■ **Exercise objective**: Starting from the line that holds "Give me the", print each remaining line of the entries exactly, ending with the last.

[Items from an interface collection]
++++++++++++++++++++
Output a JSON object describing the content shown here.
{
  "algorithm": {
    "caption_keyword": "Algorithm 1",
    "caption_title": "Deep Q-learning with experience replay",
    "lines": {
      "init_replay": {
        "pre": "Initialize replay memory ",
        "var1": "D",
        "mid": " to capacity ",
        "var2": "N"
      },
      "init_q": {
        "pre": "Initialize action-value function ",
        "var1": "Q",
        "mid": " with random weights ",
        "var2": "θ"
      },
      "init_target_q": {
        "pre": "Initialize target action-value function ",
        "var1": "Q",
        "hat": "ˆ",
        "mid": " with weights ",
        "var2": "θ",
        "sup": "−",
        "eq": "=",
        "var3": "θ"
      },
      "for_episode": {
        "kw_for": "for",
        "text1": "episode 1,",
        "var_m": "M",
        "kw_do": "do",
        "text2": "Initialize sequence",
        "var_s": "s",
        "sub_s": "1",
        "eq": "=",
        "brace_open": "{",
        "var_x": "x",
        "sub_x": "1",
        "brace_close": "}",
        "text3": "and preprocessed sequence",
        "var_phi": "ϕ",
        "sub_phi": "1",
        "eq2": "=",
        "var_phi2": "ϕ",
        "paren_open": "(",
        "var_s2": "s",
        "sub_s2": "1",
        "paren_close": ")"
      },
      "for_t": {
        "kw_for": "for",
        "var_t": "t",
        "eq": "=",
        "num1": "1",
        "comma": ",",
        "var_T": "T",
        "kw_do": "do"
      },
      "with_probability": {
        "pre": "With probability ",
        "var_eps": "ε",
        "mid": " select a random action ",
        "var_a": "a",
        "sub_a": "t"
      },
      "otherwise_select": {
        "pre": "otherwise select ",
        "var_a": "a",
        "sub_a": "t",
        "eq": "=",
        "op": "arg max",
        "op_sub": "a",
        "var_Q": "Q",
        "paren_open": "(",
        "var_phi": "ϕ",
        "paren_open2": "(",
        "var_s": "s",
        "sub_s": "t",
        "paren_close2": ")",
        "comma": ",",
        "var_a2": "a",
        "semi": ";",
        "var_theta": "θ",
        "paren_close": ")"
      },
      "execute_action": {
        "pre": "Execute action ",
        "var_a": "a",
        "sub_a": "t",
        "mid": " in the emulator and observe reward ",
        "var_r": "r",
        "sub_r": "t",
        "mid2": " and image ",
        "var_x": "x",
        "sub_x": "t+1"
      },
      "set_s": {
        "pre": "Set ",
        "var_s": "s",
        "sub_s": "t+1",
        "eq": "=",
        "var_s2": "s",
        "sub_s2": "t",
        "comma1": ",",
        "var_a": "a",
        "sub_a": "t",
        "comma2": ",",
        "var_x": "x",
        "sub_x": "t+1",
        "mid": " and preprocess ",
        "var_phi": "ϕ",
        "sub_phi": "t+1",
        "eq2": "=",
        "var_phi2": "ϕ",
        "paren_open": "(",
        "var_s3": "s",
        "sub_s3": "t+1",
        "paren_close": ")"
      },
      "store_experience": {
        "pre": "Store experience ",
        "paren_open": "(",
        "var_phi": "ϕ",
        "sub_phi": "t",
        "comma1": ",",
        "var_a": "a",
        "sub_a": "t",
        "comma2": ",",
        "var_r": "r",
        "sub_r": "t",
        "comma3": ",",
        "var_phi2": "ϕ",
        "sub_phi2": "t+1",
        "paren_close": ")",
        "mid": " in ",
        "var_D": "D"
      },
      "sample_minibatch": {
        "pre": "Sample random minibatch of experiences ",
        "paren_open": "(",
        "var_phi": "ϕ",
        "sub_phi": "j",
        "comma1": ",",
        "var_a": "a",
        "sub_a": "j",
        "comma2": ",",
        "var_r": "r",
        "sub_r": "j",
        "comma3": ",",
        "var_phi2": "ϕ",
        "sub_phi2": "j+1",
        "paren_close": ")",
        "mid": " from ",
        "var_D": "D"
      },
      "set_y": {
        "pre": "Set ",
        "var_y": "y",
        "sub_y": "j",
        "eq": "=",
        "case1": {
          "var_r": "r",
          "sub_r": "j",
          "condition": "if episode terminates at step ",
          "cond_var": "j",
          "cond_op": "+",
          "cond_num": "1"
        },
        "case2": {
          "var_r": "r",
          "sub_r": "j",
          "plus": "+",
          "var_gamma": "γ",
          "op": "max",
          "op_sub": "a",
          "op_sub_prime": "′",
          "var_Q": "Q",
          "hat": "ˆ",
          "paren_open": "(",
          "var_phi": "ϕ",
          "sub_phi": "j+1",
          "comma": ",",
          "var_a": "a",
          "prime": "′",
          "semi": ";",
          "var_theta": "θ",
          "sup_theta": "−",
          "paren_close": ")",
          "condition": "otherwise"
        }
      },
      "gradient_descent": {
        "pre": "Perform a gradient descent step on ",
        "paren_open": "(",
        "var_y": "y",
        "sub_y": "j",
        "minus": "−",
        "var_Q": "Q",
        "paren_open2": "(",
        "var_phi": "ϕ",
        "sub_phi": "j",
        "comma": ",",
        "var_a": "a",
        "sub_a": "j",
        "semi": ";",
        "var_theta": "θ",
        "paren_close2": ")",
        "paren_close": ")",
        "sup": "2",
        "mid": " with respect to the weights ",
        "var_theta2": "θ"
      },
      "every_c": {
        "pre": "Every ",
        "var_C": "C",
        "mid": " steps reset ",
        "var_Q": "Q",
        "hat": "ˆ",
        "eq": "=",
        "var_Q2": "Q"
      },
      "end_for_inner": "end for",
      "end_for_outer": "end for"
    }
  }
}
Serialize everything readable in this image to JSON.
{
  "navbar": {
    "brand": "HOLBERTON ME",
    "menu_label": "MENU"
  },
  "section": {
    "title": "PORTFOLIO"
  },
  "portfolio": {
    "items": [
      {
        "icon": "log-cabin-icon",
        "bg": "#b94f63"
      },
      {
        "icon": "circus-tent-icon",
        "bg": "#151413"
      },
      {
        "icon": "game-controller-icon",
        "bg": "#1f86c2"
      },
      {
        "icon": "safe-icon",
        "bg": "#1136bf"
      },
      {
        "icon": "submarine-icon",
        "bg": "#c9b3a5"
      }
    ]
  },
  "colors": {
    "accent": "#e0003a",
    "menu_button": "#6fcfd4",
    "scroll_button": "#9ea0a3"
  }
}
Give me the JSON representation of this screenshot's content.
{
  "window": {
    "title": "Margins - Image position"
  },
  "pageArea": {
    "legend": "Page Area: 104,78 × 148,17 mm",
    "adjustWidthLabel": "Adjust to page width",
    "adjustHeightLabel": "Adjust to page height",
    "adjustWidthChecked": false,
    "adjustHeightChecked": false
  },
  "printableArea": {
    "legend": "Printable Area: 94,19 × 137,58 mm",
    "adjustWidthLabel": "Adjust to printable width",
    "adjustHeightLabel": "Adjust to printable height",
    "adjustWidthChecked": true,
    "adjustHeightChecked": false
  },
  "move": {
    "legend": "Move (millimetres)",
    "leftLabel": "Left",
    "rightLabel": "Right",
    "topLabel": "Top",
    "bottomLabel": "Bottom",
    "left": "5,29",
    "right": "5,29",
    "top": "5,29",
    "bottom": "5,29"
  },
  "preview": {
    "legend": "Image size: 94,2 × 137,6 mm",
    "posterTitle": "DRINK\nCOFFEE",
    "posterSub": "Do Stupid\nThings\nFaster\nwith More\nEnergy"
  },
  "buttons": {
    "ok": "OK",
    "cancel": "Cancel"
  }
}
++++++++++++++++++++
■ **Exercise response**:
Give me the JSON representation of this screenshot's content.
{
  "window": {
    "title": "Margins - Image position"
  },
  "pageArea": {
    "legend": "Page Area: 104,78 × 148,17 mm",
    "adjustWidthLabel": "Adjust to page width",
    "adjustHeightLabel": "Adjust to page height",
    "adjustWidthChecked": false,
    "adjustHeightChecked": false
  },
  "printableArea": {
    "legend": "Printable Area: 94,19 × 137,58 mm",
    "adjustWidthLabel": "Adjust to printable width",
    "adjustHeightLabel": "Adjust to printable height",
    "adjustWidthChecked": true,
    "adjustHeightChecked": false
  },
  "move": {
    "legend": "Move (millimetres)",
    "leftLabel": "Left",
    "rightLabel": "Right",
    "topLabel": "Top",
    "bottomLabel": "Bottom",
    "left": "5,29",
    "right": "5,29",
    "top": "5,29",
    "bottom": "5,29"
  },
  "preview": {
    "legend": "Image size: 94,2 × 137,6 mm",
    "posterTitle": "DRINK\nCOFFEE",
    "posterSub": "Do Stupid\nThings\nFaster\nwith More\nEnergy"
  },
  "buttons": {
    "ok": "OK",
    "cancel": "Cancel"
  }
}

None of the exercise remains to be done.